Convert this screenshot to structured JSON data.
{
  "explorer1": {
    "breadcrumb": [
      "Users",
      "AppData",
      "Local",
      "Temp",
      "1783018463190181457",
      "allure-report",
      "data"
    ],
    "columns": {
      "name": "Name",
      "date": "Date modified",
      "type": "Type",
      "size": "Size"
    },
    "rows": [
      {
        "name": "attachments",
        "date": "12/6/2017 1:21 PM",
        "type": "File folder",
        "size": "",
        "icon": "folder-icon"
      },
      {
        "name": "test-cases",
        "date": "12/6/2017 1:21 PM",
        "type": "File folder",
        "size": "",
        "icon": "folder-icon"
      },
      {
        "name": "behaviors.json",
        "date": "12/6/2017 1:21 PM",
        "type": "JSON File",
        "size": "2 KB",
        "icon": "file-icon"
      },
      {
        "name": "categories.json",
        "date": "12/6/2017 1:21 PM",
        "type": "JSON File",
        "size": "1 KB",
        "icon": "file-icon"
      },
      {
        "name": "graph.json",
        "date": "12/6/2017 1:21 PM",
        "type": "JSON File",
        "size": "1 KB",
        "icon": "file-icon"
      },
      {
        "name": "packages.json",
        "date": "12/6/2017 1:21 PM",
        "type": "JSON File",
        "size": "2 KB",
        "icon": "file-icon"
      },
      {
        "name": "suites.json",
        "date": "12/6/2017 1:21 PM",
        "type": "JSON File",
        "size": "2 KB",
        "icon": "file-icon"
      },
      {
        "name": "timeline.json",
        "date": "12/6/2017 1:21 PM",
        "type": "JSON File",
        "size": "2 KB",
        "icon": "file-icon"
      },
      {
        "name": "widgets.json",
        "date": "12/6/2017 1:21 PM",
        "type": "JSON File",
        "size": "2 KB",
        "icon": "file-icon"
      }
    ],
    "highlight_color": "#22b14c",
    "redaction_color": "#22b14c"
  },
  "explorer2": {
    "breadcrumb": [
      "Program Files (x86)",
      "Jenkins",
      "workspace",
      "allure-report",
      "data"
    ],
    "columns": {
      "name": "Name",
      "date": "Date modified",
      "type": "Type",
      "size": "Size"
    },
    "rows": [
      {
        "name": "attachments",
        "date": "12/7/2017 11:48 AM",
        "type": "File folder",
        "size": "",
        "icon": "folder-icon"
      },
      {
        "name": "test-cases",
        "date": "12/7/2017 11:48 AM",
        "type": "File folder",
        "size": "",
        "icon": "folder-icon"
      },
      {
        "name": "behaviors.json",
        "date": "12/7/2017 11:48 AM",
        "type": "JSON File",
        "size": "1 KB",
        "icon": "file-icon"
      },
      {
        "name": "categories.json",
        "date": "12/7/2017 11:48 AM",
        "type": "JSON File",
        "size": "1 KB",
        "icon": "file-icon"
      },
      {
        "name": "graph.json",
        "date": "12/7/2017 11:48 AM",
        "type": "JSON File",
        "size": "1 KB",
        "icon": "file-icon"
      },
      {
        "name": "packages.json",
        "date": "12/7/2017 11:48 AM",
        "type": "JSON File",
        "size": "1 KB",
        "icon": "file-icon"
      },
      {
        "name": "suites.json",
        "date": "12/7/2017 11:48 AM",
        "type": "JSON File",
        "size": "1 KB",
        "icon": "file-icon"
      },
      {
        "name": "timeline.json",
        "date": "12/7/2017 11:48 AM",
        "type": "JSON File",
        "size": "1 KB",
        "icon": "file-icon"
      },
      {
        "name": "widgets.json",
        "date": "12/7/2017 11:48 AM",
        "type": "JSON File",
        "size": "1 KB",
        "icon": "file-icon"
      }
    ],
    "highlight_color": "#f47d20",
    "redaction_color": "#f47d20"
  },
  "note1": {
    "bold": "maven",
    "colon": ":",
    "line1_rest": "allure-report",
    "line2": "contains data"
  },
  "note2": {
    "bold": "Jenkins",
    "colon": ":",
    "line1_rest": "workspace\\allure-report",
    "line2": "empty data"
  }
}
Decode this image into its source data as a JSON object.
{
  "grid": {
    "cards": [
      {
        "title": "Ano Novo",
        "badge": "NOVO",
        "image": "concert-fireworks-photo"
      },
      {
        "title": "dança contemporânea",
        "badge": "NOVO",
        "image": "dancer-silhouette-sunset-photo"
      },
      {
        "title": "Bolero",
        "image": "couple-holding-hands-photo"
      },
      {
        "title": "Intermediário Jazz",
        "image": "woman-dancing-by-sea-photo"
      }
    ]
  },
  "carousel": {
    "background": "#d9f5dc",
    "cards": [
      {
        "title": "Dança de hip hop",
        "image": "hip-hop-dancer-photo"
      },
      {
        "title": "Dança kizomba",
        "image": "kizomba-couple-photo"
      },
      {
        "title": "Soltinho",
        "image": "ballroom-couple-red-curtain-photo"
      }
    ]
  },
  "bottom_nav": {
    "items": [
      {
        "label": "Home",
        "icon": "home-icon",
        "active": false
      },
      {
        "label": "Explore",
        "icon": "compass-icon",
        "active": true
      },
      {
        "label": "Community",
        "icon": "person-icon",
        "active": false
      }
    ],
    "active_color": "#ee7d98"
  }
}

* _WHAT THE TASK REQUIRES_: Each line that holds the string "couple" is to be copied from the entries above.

* _YOUR SOLUTION_:
        "image": "couple-holding-hands-photo"
        "image": "kizomba-couple-photo"
        "image": "ballroom-couple-red-curtain-photo"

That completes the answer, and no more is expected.